● Collected data entries:
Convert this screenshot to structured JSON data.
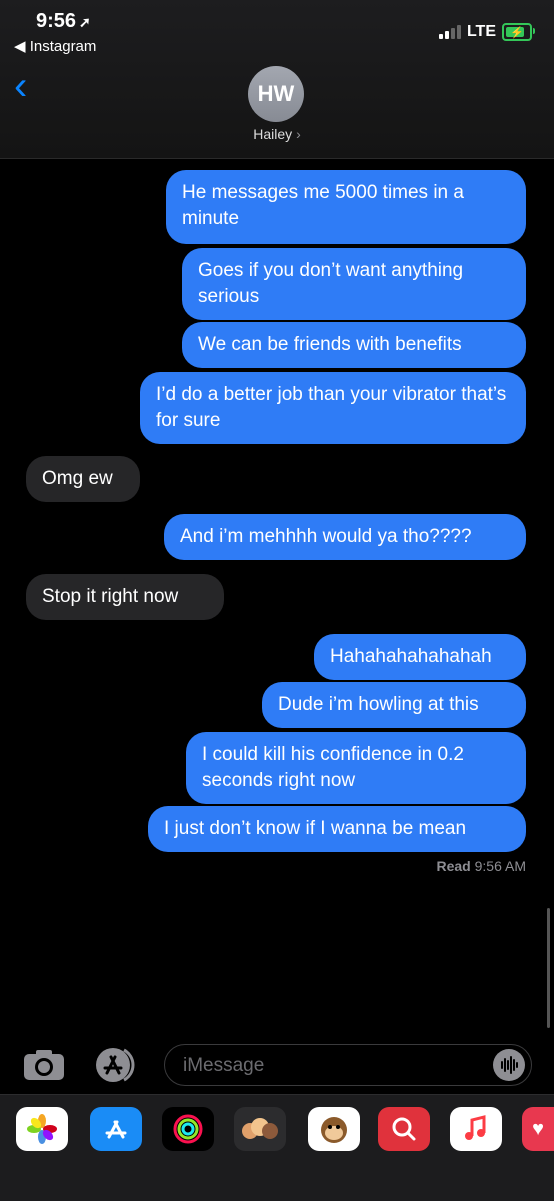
{
  "status": {
    "time": "9:56",
    "back_app": "◀ Instagram",
    "carrier": "LTE"
  },
  "header": {
    "avatar_initials": "HW",
    "contact_name": "Hailey"
  },
  "messages": [
    {
      "from": "me",
      "text": "He messages me 5000 times in a minute"
    },
    {
      "from": "me",
      "text": "Goes if you don’t want anything serious"
    },
    {
      "from": "me",
      "text": "We can be friends with benefits"
    },
    {
      "from": "me",
      "text": "I’d do a better job than your vibrator that’s for sure"
    },
    {
      "from": "them",
      "text": "Omg ew"
    },
    {
      "from": "me",
      "text": "And i’m mehhhh would ya tho????"
    },
    {
      "from": "them",
      "text": "Stop it right now"
    },
    {
      "from": "me",
      "text": "Hahahahahahahah"
    },
    {
      "from": "me",
      "text": "Dude i’m howling at this"
    },
    {
      "from": "me",
      "text": "I could kill his confidence in 0.2 seconds right now"
    },
    {
      "from": "me",
      "text": "I just don’t know if I wanna be mean"
    }
  ],
  "read_receipt": {
    "label": "Read",
    "time": "9:56 AM"
  },
  "input": {
    "placeholder": "iMessage"
  },
  "drawer_apps": [
    "photos-icon",
    "app-store-icon",
    "activity-icon",
    "memoji-icon",
    "animoji-icon",
    "web-search-icon",
    "music-icon",
    "heart-icon"
  ],
  "colors": {
    "sent": "#2f7cf6",
    "received": "#262628",
    "accent": "#0a84ff"
  }
}
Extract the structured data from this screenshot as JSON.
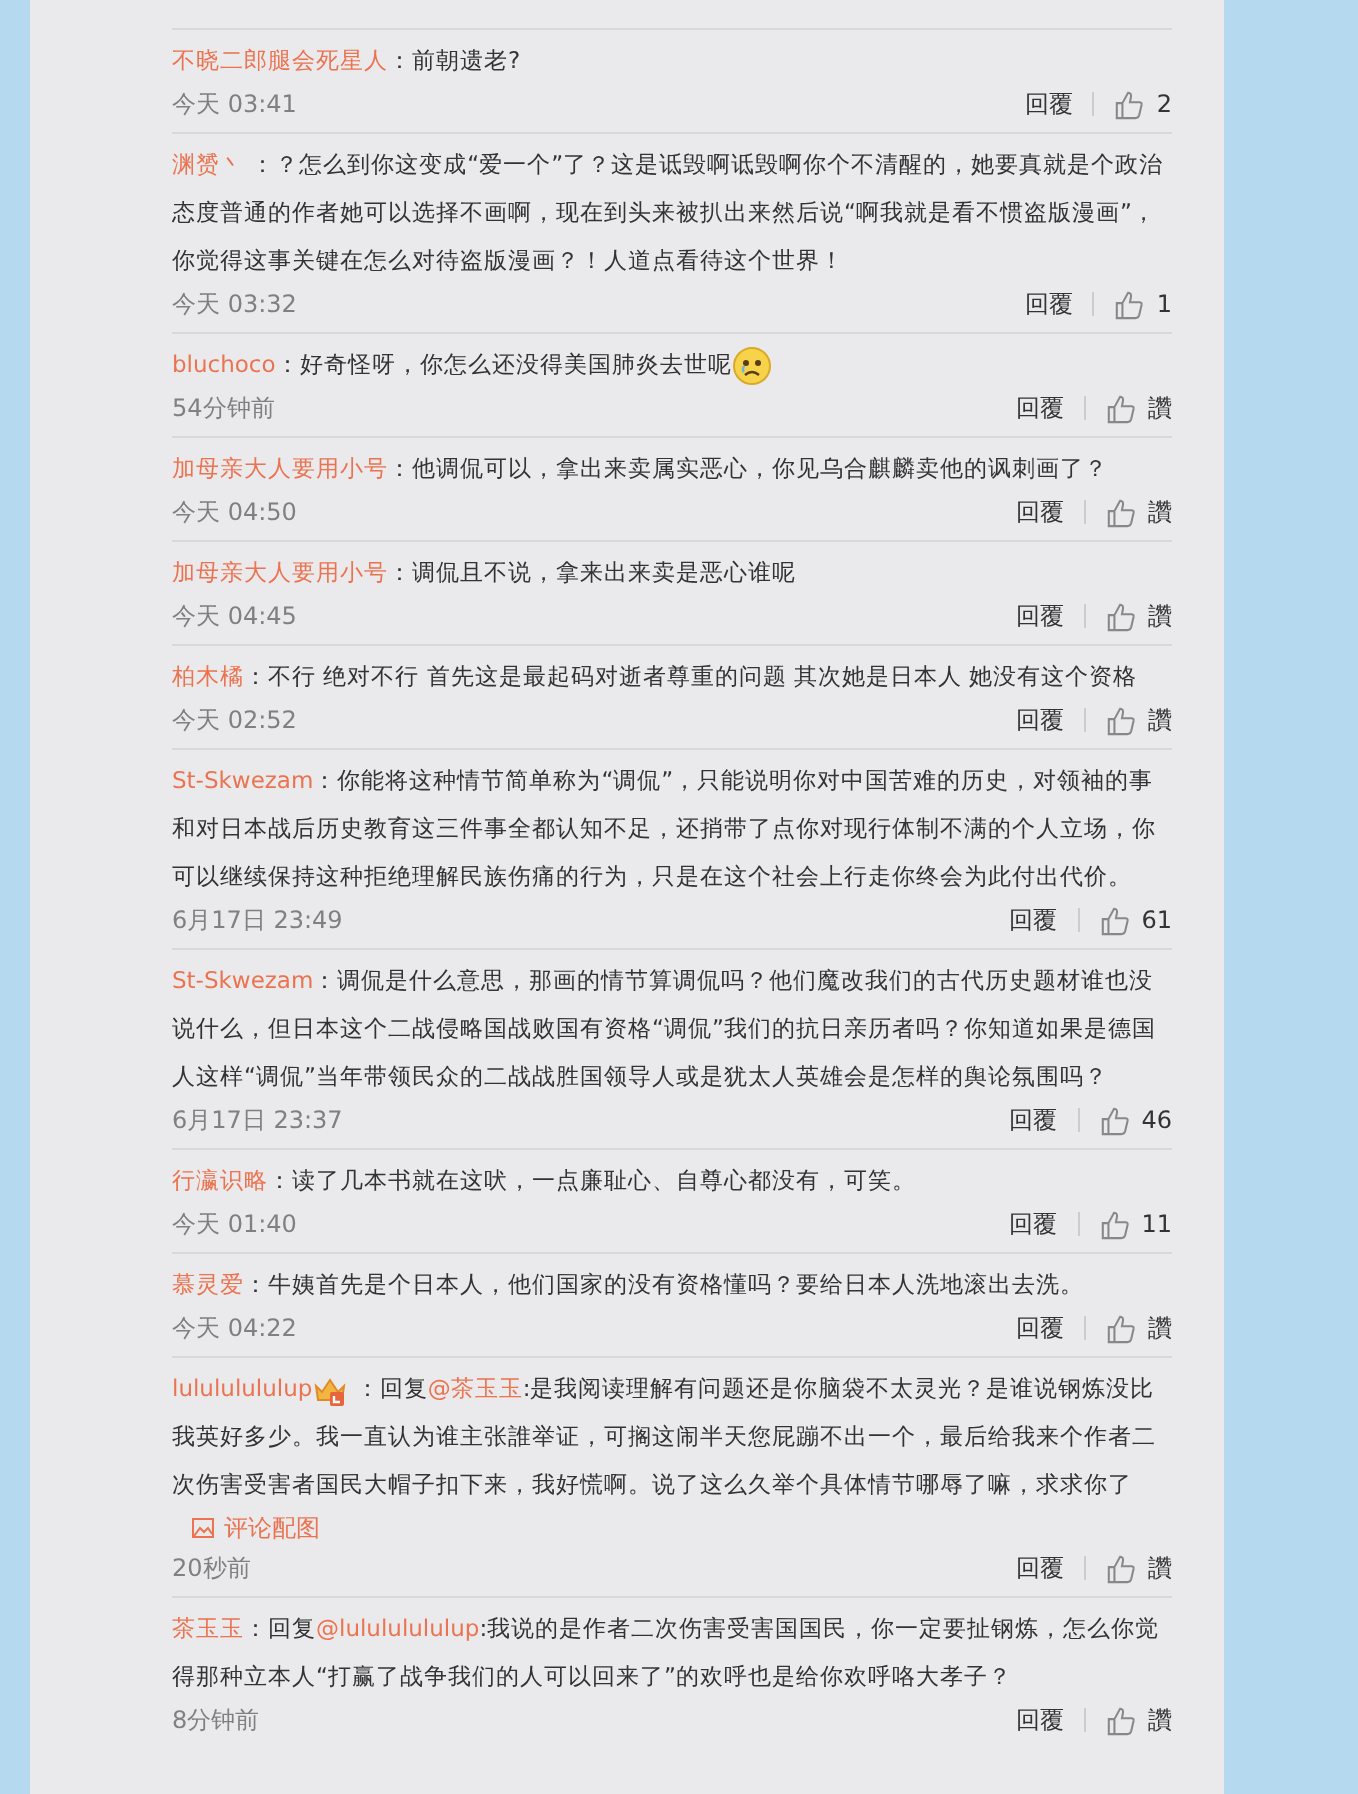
{
  "comments": [
    {
      "author": "不晓二郎腿会死星人",
      "text": "：前朝遗老?",
      "time": "今天 03:41",
      "reply": "回覆",
      "likes": "2"
    },
    {
      "author": "渊赟丶",
      "text": " ：？怎么到你这变成“爱一个”了？这是诋毁啊诋毁啊你个不清醒的，她要真就是个政治态度普通的作者她可以选择不画啊，现在到头来被扒出来然后说“啊我就是看不惯盗版漫画”，你觉得这事关键在怎么对待盗版漫画？！人道点看待这个世界！",
      "time": "今天 03:32",
      "reply": "回覆",
      "likes": "1"
    },
    {
      "author": "bluchoco",
      "text": "：好奇怪呀，你怎么还没得美国肺炎去世呢",
      "sad_emoticon": true,
      "time": "54分钟前",
      "reply": "回覆",
      "likes": "讚"
    },
    {
      "author": "加母亲大人要用小号",
      "text": "：他调侃可以，拿出来卖属实恶心，你见乌合麒麟卖他的讽刺画了？",
      "time": "今天 04:50",
      "reply": "回覆",
      "likes": "讚"
    },
    {
      "author": "加母亲大人要用小号",
      "text": "：调侃且不说，拿来出来卖是恶心谁呢",
      "time": "今天 04:45",
      "reply": "回覆",
      "likes": "讚"
    },
    {
      "author": "柏木橘",
      "text": "：不行 绝对不行  首先这是最起码对逝者尊重的问题 其次她是日本人 她没有这个资格",
      "time": "今天 02:52",
      "reply": "回覆",
      "likes": "讚"
    },
    {
      "author": "St-Skwezam",
      "text": "：你能将这种情节简单称为“调侃”，只能说明你对中国苦难的历史，对领袖的事和对日本战后历史教育这三件事全都认知不足，还捎带了点你对现行体制不满的个人立场，你可以继续保持这种拒绝理解民族伤痛的行为，只是在这个社会上行走你终会为此付出代价。",
      "time": "6月17日 23:49",
      "reply": "回覆",
      "likes": "61"
    },
    {
      "author": "St-Skwezam",
      "text": "：调侃是什么意思，那画的情节算调侃吗？他们魔改我们的古代历史题材谁也没说什么，但日本这个二战侵略国战败国有资格“调侃”我们的抗日亲历者吗？你知道如果是德国人这样“调侃”当年带领民众的二战战胜国领导人或是犹太人英雄会是怎样的舆论氛围吗？",
      "time": "6月17日 23:37",
      "reply": "回覆",
      "likes": "46"
    },
    {
      "author": "行瀛识略",
      "text": "：读了几本书就在这吠，一点廉耻心、自尊心都没有，可笑。",
      "time": "今天 01:40",
      "reply": "回覆",
      "likes": "11"
    },
    {
      "author": "慕灵爱",
      "text": "：牛姨首先是个日本人，他们国家的没有资格懂吗？要给日本人洗地滚出去洗。",
      "time": "今天 04:22",
      "reply": "回覆",
      "likes": "讚"
    },
    {
      "author": "lulululululup",
      "crown_badge": true,
      "prefix": " ：回复",
      "mention": "@茶玉玉",
      "text": ":是我阅读理解有问题还是你脑袋不太灵光？是谁说钢炼没比我英好多少。我一直认为谁主张誰举证，可搁这闹半天您屁蹦不出一个，最后给我来个作者二次伤害受害者国民大帽子扣下来，我好慌啊。说了这么久举个具体情节哪辱了嘛，求求你了",
      "attachment": "评论配图",
      "time": "20秒前",
      "reply": "回覆",
      "likes": "讚"
    },
    {
      "author": "茶玉玉",
      "prefix": "：回复",
      "mention": "@lulululululup",
      "text": ":我说的是作者二次伤害受害国国民，你一定要扯钢炼，怎么你觉得那种立本人“打赢了战争我们的人可以回来了”的欢呼也是给你欢呼咯大孝子？",
      "time": "8分钟前",
      "reply": "回覆",
      "likes": "讚"
    }
  ]
}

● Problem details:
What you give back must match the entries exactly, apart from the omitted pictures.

● Written solution:
Convert this screenshot to structured JSON data.
{
  "status": {
    "time": "9:56",
    "back_app": "◀ Instagram",
    "carrier": "LTE"
  },
  "header": {
    "avatar_initials": "HW",
    "contact_name": "Hailey"
  },
  "messages": [
    {
      "from": "me",
      "text": "He messages me 5000 times in a minute"
    },
    {
      "from": "me",
      "text": "Goes if you don’t want anything serious"
    },
    {
      "from": "me",
      "text": "We can be friends with benefits"
    },
    {
      "from": "me",
      "text": "I’d do a better job than your vibrator that’s for sure"
    },
    {
      "from": "them",
      "text": "Omg ew"
    },
    {
      "from": "me",
      "text": "And i’m mehhhh would ya tho????"
    },
    {
      "from": "them",
      "text": "Stop it right now"
    },
    {
      "from": "me",
      "text": "Hahahahahahahah"
    },
    {
      "from": "me",
      "text": "Dude i’m howling at this"
    },
    {
      "from": "me",
      "text": "I could kill his confidence in 0.2 seconds right now"
    },
    {
      "from": "me",
      "text": "I just don’t know if I wanna be mean"
    }
  ],
  "read_receipt": {
    "label": "Read",
    "time": "9:56 AM"
  },
  "input": {
    "placeholder": "iMessage"
  },
  "drawer_apps": [
    "photos-icon",
    "app-store-icon",
    "activity-icon",
    "memoji-icon",
    "animoji-icon",
    "web-search-icon",
    "music-icon",
    "heart-icon"
  ],
  "colors": {
    "sent": "#2f7cf6",
    "received": "#262628",
    "accent": "#0a84ff"
  }
}
Extract the structured data from this screenshot as JSON.
{
  "comments": [
    {
      "author": "不晓二郎腿会死星人",
      "text": "：前朝遗老?",
      "time": "今天 03:41",
      "reply": "回覆",
      "likes": "2"
    },
    {
      "author": "渊赟丶",
      "text": " ：？怎么到你这变成“爱一个”了？这是诋毁啊诋毁啊你个不清醒的，她要真就是个政治态度普通的作者她可以选择不画啊，现在到头来被扒出来然后说“啊我就是看不惯盗版漫画”，你觉得这事关键在怎么对待盗版漫画？！人道点看待这个世界！",
      "time": "今天 03:32",
      "reply": "回覆",
      "likes": "1"
    },
    {
      "author": "bluchoco",
      "text": "：好奇怪呀，你怎么还没得美国肺炎去世呢",
      "sad_emoticon": true,
      "time": "54分钟前",
      "reply": "回覆",
      "likes": "讚"
    },
    {
      "author": "加母亲大人要用小号",
      "text": "：他调侃可以，拿出来卖属实恶心，你见乌合麒麟卖他的讽刺画了？",
      "time": "今天 04:50",
      "reply": "回覆",
      "likes": "讚"
    },
    {
      "author": "加母亲大人要用小号",
      "text": "：调侃且不说，拿来出来卖是恶心谁呢",
      "time": "今天 04:45",
      "reply": "回覆",
      "likes": "讚"
    },
    {
      "author": "柏木橘",
      "text": "：不行 绝对不行  首先这是最起码对逝者尊重的问题 其次她是日本人 她没有这个资格",
      "time": "今天 02:52",
      "reply": "回覆",
      "likes": "讚"
    },
    {
      "author": "St-Skwezam",
      "text": "：你能将这种情节简单称为“调侃”，只能说明你对中国苦难的历史，对领袖的事和对日本战后历史教育这三件事全都认知不足，还捎带了点你对现行体制不满的个人立场，你可以继续保持这种拒绝理解民族伤痛的行为，只是在这个社会上行走你终会为此付出代价。",
      "time": "6月17日 23:49",
      "reply": "回覆",
      "likes": "61"
    },
    {
      "author": "St-Skwezam",
      "text": "：调侃是什么意思，那画的情节算调侃吗？他们魔改我们的古代历史题材谁也没说什么，但日本这个二战侵略国战败国有资格“调侃”我们的抗日亲历者吗？你知道如果是德国人这样“调侃”当年带领民众的二战战胜国领导人或是犹太人英雄会是怎样的舆论氛围吗？",
      "time": "6月17日 23:37",
      "reply": "回覆",
      "likes": "46"
    },
    {
      "author": "行瀛识略",
      "text": "：读了几本书就在这吠，一点廉耻心、自尊心都没有，可笑。",
      "time": "今天 01:40",
      "reply": "回覆",
      "likes": "11"
    },
    {
      "author": "慕灵爱",
      "text": "：牛姨首先是个日本人，他们国家的没有资格懂吗？要给日本人洗地滚出去洗。",
      "time": "今天 04:22",
      "reply": "回覆",
      "likes": "讚"
    },
    {
      "author": "lulululululup",
      "crown_badge": true,
      "prefix": " ：回复",
      "mention": "@茶玉玉",
      "text": ":是我阅读理解有问题还是你脑袋不太灵光？是谁说钢炼没比我英好多少。我一直认为谁主张誰举证，可搁这闹半天您屁蹦不出一个，最后给我来个作者二次伤害受害者国民大帽子扣下来，我好慌啊。说了这么久举个具体情节哪辱了嘛，求求你了",
      "attachment": "评论配图",
      "time": "20秒前",
      "reply": "回覆",
      "likes": "讚"
    },
    {
      "author": "茶玉玉",
      "prefix": "：回复",
      "mention": "@lulululululup",
      "text": ":我说的是作者二次伤害受害国国民，你一定要扯钢炼，怎么你觉得那种立本人“打赢了战争我们的人可以回来了”的欢呼也是给你欢呼咯大孝子？",
      "time": "8分钟前",
      "reply": "回覆",
      "likes": "讚"
    }
  ]
}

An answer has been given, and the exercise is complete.